Effects of input/output language on storytelling among bilingual adults
MetadataShow full item record
The major purpose of this study was to investigate the effects of translation on retelling of a story. Effects on retelling is defined as the amount of: (1) levelling, (2) sharpening, (3) inventions, (4) number of words used. The predictor variables were: dominance vs. non-dominance, task interruption vs. non-interruption, congruence of input and output language, congruence of input language and dominant language, and congruence of output language and dominant language.;A total of 43 balanced bilinguals listened to a 300 word story about Mike Tyson's rape verdict in either English or Spanish, and asked to retell it in English or Spanish in a counterbalanced design. Half the respondents retold the story after an interfering task and half did not. t-tests and multiple regression analyses were conducted on the data. Findings were that time interruption resulted in greater levelling, less sharpening, and fewer words used in the retelling. Men used more words than women and women engaged in greater levelling than men. Dominicans levelled less than non-Dominicans and used more words in retelling the story.
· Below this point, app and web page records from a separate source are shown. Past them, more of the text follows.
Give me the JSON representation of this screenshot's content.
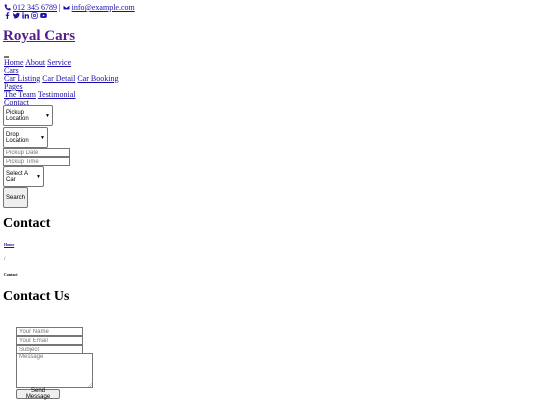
{
  "topbar": {
    "phone": "012 345 6789",
    "separator": "|",
    "email": "info@example.com",
    "social_icons": [
      "facebook-icon",
      "twitter-icon",
      "linkedin-icon",
      "instagram-icon",
      "youtube-icon"
    ]
  },
  "brand": {
    "name": "Royal Cars"
  },
  "nav": {
    "home": "Home",
    "about": "About",
    "service": "Service",
    "cars": "Cars",
    "car_listing": "Car Listing",
    "car_detail": "Car Detail",
    "car_booking": "Car Booking",
    "pages": "Pages",
    "the_team": "The Team",
    "testimonial": "Testimonial",
    "contact": "Contact"
  },
  "search": {
    "pickup_location": "Pickup Location",
    "drop_location": "Drop Location",
    "pickup_date_placeholder": "Pickup Date",
    "pickup_time_placeholder": "Pickup Time",
    "select_car": "Select A Car",
    "button": "Search"
  },
  "page_header": {
    "title": "Contact",
    "breadcrumb_home": "Home",
    "breadcrumb_separator": "/",
    "breadcrumb_current": "Contact"
  },
  "contact": {
    "title": "Contact Us",
    "name_placeholder": "Your Name",
    "email_placeholder": "Your Email",
    "subject_placeholder": "Subject",
    "message_placeholder": "Message",
    "send_button": "Send Message"
  },
  "colors": {
    "link": "#1a0dab",
    "visited_link": "#551a8b"
  }
}
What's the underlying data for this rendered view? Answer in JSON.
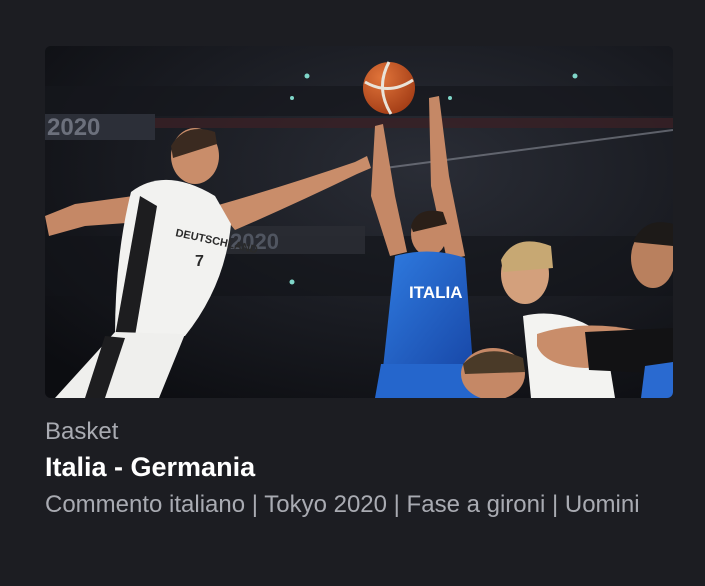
{
  "card": {
    "category": "Basket",
    "title": "Italia - Germania",
    "subtitle": "Commento italiano | Tokyo 2020 | Fase a gironi | Uomini"
  },
  "thumbnail": {
    "banner_text": "2020",
    "jersey_germany": "DEUTSCHLAND",
    "jersey_germany_number": "7",
    "jersey_italy": "ITALIA"
  },
  "colors": {
    "background": "#1c1d22",
    "title": "#ffffff",
    "meta": "#a9abb2",
    "italy_blue": "#1f5fc4"
  }
}
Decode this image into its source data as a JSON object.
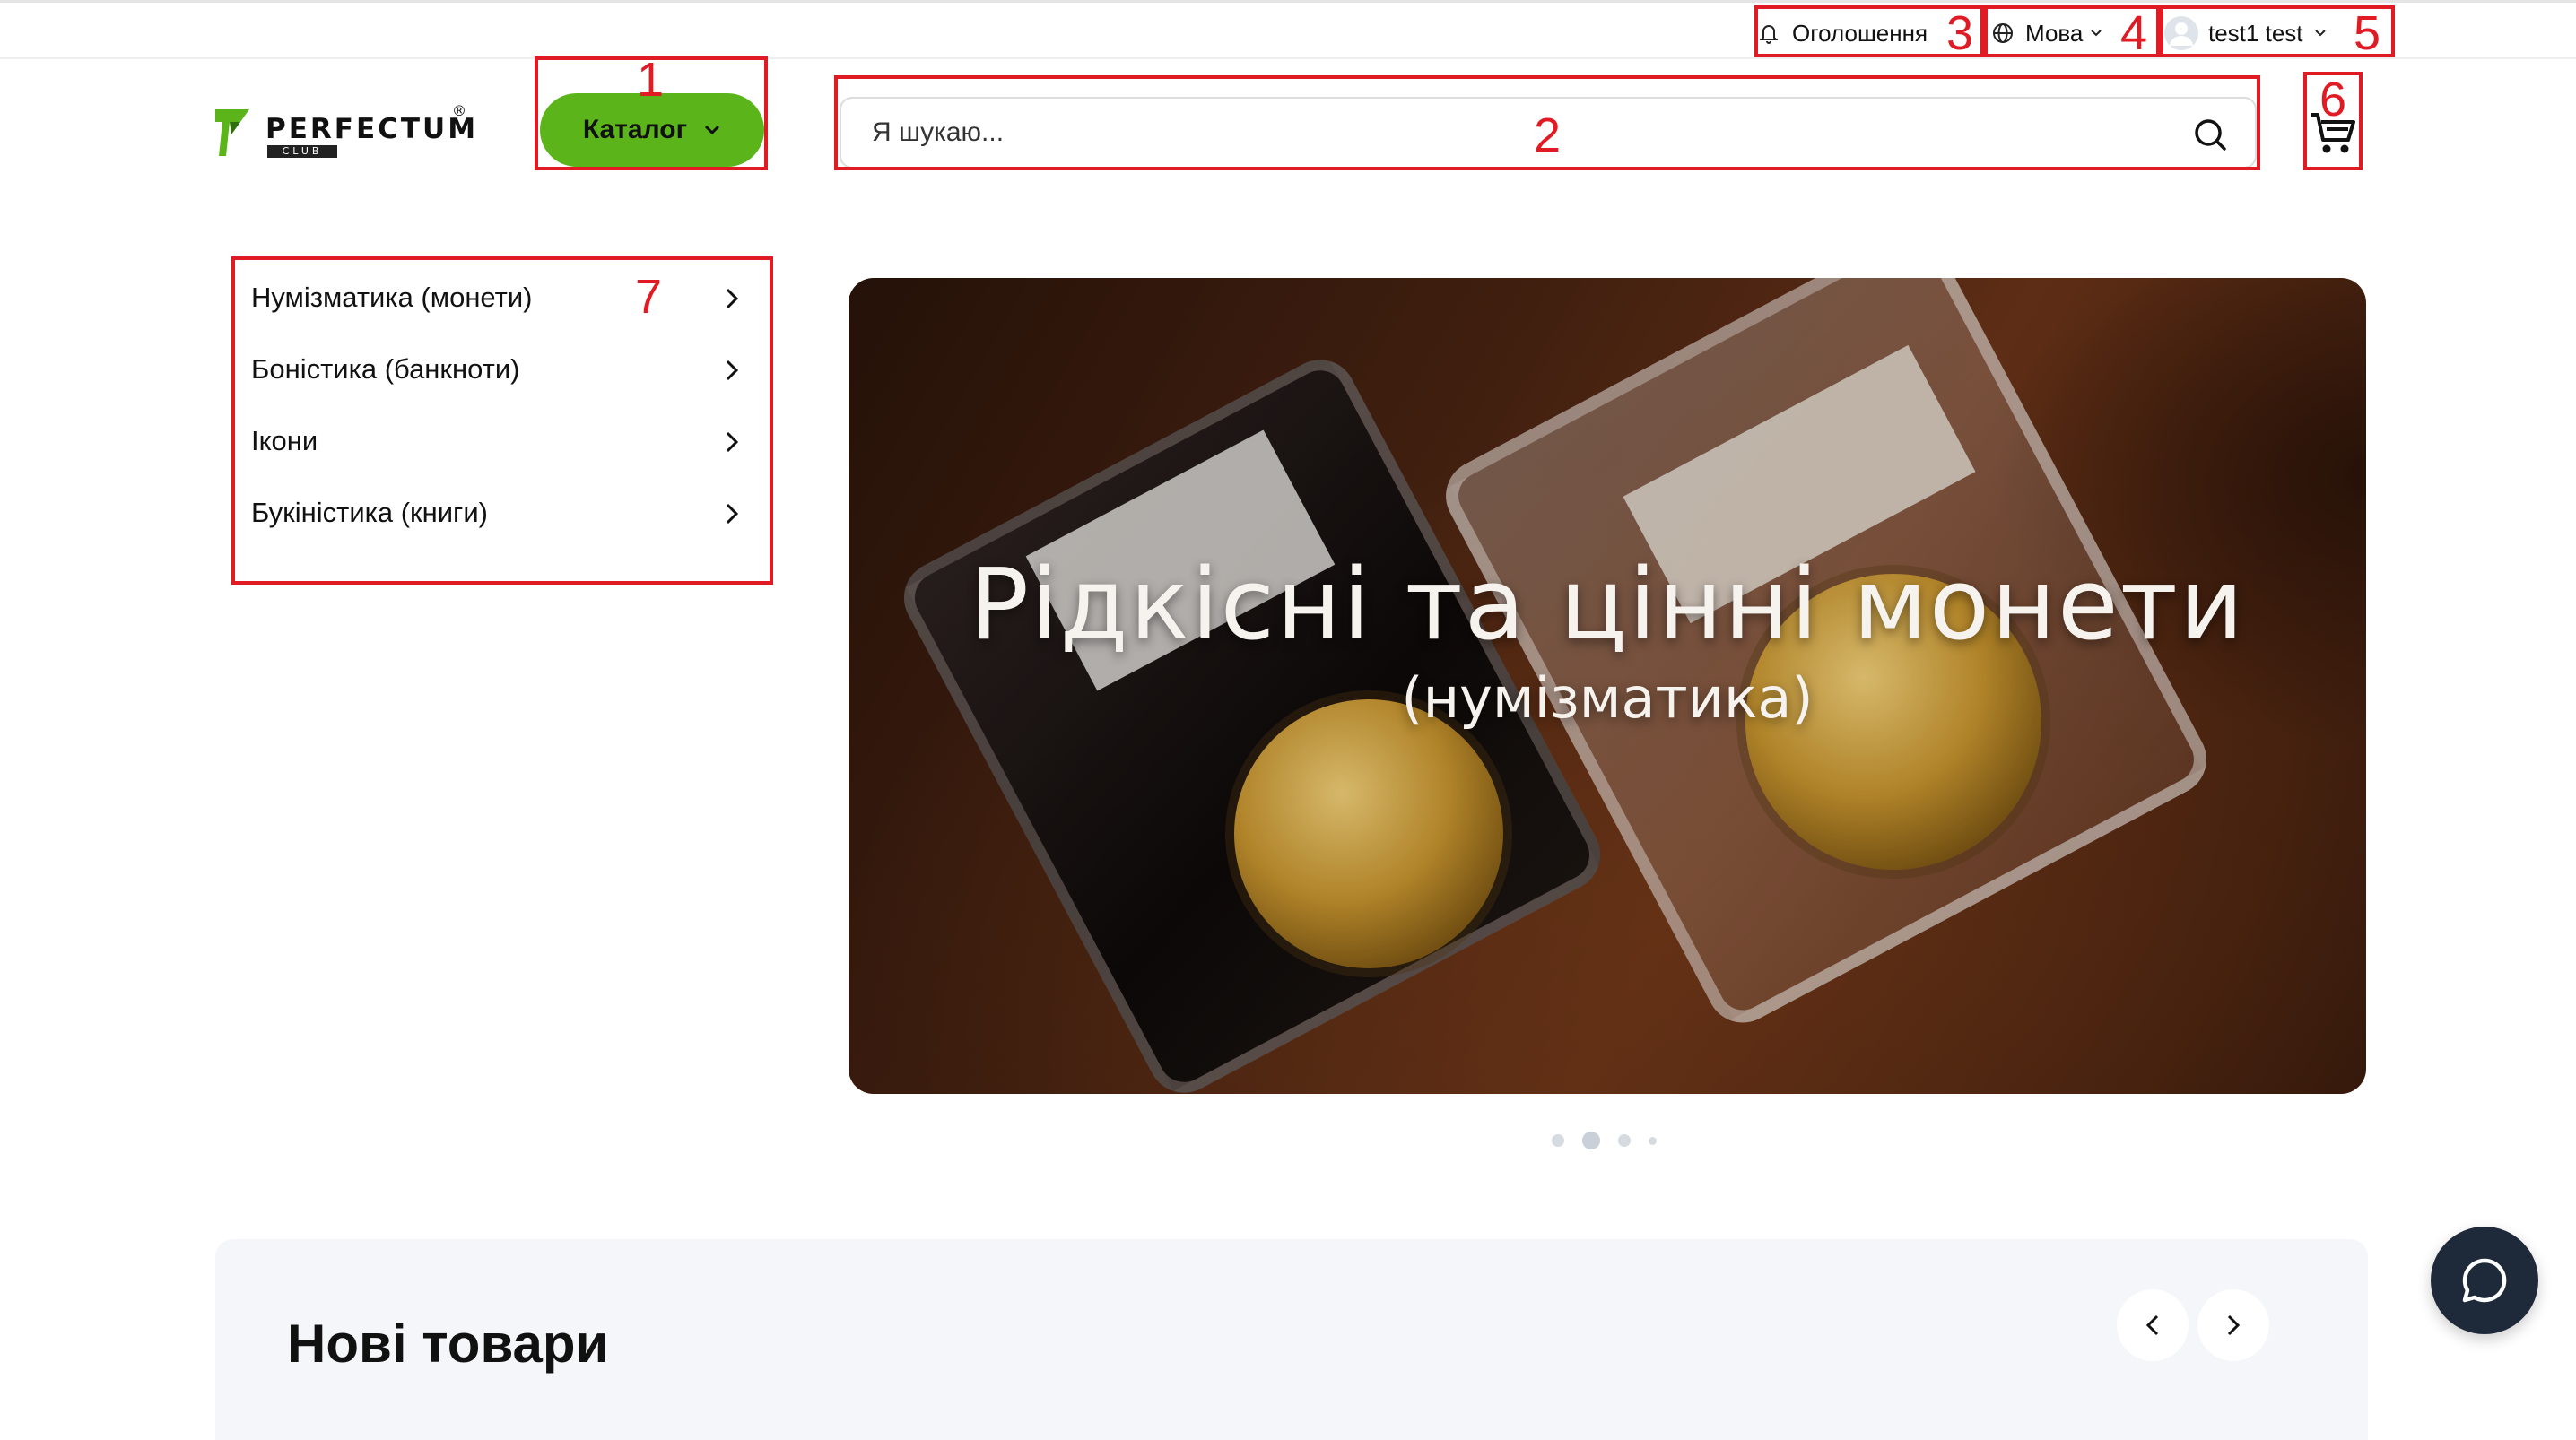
{
  "topbar": {
    "announcements_label": "Оголошення",
    "language_label": "Мова",
    "user_label": "test1 test"
  },
  "header": {
    "logo_text": "PERFECTUM",
    "logo_sub": "CLUB",
    "logo_reg": "®",
    "catalog_label": "Каталог",
    "search_placeholder": "Я шукаю..."
  },
  "categories": [
    {
      "label": "Нумізматика (монети)"
    },
    {
      "label": "Боністика (банкноти)"
    },
    {
      "label": "Ікони"
    },
    {
      "label": "Букіністика (книги)"
    }
  ],
  "banner": {
    "title": "Рідкісні та цінні монети",
    "subtitle": "(нумізматика)",
    "slide_count": 4,
    "active_slide": 2
  },
  "new_products": {
    "title": "Нові товари"
  },
  "annotations": [
    "1",
    "2",
    "3",
    "4",
    "5",
    "6",
    "7"
  ],
  "colors": {
    "accent_green": "#5bb51a",
    "annotation_red": "#e01b24",
    "chat_bg": "#1e2a3a",
    "section_bg": "#f4f6fa"
  },
  "icons": [
    "bell-icon",
    "globe-icon",
    "chevron-down-icon",
    "avatar",
    "search-icon",
    "cart-icon",
    "chevron-right-icon",
    "chevron-left-icon",
    "chat-icon"
  ]
}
Congruence between the input language and the dominant language of the subject resulted in the use of more words in retelling the story.